Abraham Mendieta | October 14, 2022

The Great Resignation — the mass wave of employee exits thought to be triggered by the pandemic — appears to be giving way to the Great Reshuffling, a phenomenon where millions of employees are looking for positions more closely aligned with their career and personal goals.

Workers are reconsidering their roles and careers, regardless of their age or the stage of their career.

An inclusive workplace values all employees’ contributions and experiences, and that includes giving employees the resources and training to do their jobs well or switch gears if needed. Unfortunately, more than half of businesses don’t have any sort of formal training and development program in place.

That’s where upskilling and reskilling come in.

What are upskilling and reskilling?

Upskilling allows employees to increase their knowledge and develop new skills related to their current roles.

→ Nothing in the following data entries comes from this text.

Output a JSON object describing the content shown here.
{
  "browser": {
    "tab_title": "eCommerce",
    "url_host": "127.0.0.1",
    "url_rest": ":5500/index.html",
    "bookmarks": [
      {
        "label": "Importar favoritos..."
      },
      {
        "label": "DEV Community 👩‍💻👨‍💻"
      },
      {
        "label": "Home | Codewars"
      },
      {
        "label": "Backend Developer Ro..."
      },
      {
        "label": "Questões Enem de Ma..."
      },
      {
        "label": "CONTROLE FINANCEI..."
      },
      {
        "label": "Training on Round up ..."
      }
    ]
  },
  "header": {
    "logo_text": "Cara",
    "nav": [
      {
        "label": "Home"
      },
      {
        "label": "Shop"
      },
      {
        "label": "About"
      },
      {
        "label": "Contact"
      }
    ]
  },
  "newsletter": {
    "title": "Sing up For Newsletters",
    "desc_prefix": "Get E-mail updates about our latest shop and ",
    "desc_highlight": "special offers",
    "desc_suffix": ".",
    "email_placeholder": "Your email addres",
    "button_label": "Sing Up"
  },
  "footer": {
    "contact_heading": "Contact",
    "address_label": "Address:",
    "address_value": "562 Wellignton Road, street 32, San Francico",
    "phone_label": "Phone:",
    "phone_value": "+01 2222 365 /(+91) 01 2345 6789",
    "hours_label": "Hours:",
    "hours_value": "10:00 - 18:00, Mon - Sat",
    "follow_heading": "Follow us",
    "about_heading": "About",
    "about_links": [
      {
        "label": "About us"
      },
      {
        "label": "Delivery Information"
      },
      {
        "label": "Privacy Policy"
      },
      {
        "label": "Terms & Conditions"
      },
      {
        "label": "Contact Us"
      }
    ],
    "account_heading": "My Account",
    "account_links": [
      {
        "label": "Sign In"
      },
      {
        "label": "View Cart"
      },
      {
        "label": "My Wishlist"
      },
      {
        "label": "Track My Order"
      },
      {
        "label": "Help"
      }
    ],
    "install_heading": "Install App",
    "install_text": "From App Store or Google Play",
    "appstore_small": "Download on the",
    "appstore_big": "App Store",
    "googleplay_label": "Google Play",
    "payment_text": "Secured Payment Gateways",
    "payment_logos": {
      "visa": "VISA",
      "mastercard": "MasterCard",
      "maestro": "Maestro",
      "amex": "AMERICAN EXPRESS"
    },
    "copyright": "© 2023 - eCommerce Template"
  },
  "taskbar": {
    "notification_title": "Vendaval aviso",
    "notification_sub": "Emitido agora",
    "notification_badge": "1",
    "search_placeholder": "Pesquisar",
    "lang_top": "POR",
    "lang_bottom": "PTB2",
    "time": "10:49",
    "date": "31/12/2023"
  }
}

Reskilling enables employees to switch departments or specializations by equipping them with new knowledge and competencies.

For many, upskilling and reskilling offer opportunities to climb the ladder of promotions or change career paths to pursue a bigger dream. According to a recent study by Gallup, 48% of American workers would switch to a new job if offered skills training opportunities, and 65% of workers believe employer-provided upskilling is very important when evaluating a potential new job.

Opportunities for growth

Today’s workers understand the importance of continued learning and growth opportunities. Generation X, those born between 1965 and 1980, have experienced great shifts over the last 15 years. A study by Harvard Business Review, The Conference Board and Ernst & Young found 40% of Gen Xers are considering leaving their current job to advance their careers.

New ways of doing business (technological advances, in particular) require employees to gain knowledge and be trained on new skills. Upskilling and reskilling help businesses adapt to change while also demonstrating that the business is invested in the entire career trajectory of its workforce, wherever it may lead.

In a tight labor market, companies should prioritize learning and development opportunities, both to retain and attract talented employees and help meet business needs. Upskilling and reskilling leads to greater retention, engagement and institutional knowledge.

Upskilling and reskilling for long-term career satisfaction

Ongoing training not only gives employees the knowledge and skills to reach their full potential, it also displays an organization’s long-term commitment to the careers of its employees. On the employee side, this training helps workers become confident in their role and further engage with the company’s overall mission.

Are you looking for a new jumping-off point in your career or the resources to reinvent it completely? Then check out how Paycom supports its employees with a culture prioritizing continuous learning.

About the author
Author picture, Abraham Mendieta
Abraham Mendieta
As an employer brand marketer, Abraham Mendieta helps the recruiting teams engage top talent and increase brand awareness. Mendieta is a proud graduate of the University of Oklahoma, where he earned degrees in both sociology and advertising. His efforts on Paycom’s employer brand team include company culture; careers; and diversity, equity and inclusion. Outside work, Abraham enjoys reading, going to the gym, spending time outdoors and hanging out with his family and friends.